◆ **Problem statement**
Examine each line in the records below for the word "content". Report how many lines contain it, and nothing else.

◆ **Data provided**
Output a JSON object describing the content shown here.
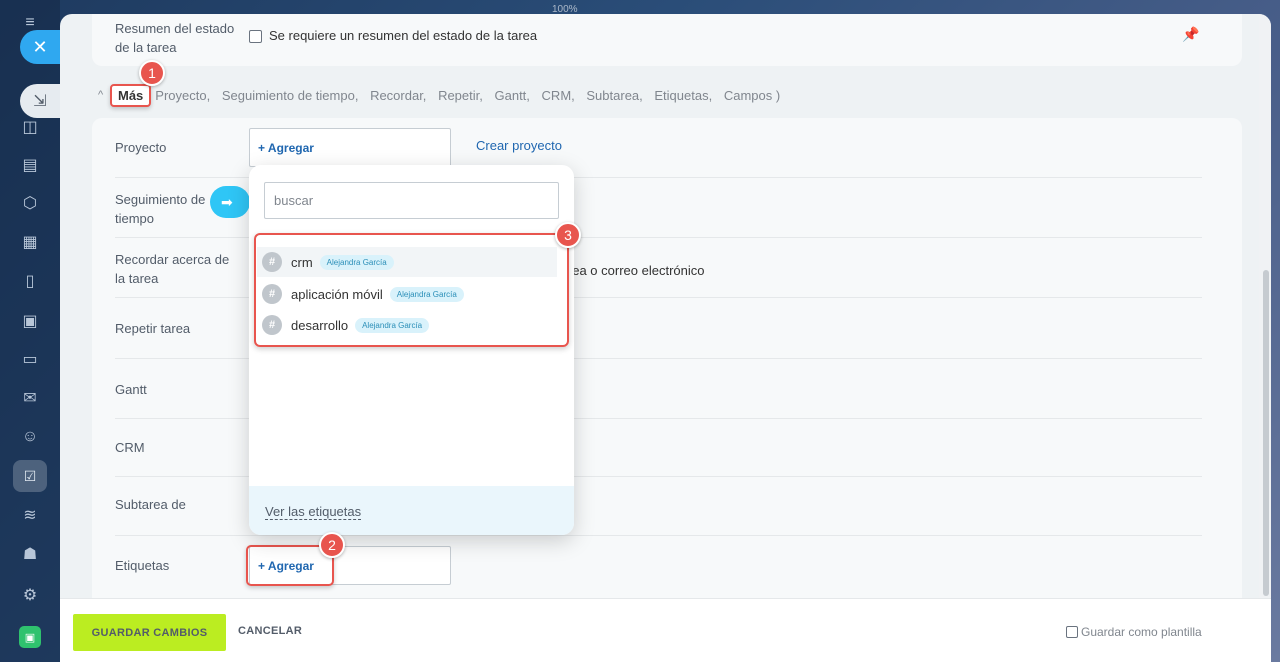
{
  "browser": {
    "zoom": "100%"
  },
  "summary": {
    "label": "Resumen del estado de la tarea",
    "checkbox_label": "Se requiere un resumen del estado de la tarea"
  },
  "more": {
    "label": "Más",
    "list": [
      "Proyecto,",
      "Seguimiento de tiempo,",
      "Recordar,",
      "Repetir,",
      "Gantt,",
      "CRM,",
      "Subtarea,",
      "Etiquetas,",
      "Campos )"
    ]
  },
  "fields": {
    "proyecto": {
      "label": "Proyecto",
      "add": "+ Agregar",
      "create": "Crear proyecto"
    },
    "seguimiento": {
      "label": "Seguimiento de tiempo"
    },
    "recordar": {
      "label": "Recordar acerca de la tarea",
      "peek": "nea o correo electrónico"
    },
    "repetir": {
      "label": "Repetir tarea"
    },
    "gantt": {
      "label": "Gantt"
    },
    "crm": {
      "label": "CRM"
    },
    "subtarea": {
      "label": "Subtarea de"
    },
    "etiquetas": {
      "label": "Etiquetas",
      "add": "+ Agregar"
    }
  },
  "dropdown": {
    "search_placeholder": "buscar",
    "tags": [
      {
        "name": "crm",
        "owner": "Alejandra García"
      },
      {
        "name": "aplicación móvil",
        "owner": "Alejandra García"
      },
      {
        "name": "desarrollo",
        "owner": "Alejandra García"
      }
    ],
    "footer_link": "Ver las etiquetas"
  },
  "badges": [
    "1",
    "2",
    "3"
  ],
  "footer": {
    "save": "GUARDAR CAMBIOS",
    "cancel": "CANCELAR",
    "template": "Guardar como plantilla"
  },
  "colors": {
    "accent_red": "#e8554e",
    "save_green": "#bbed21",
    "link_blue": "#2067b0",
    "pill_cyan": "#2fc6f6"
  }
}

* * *

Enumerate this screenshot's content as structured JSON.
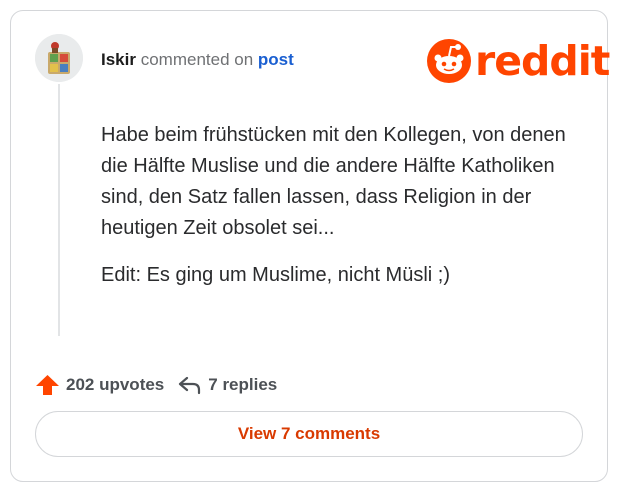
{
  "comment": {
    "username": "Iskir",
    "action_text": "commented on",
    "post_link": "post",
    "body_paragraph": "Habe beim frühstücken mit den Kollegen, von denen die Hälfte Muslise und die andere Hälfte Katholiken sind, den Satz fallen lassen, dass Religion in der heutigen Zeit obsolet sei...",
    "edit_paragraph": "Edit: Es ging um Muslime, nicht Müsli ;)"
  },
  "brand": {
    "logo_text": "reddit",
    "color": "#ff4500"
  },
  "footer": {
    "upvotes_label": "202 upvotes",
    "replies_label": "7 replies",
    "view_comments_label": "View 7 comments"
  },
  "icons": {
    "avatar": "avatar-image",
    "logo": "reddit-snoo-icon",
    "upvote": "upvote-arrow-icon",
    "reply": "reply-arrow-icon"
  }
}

◆ **Task solution**
2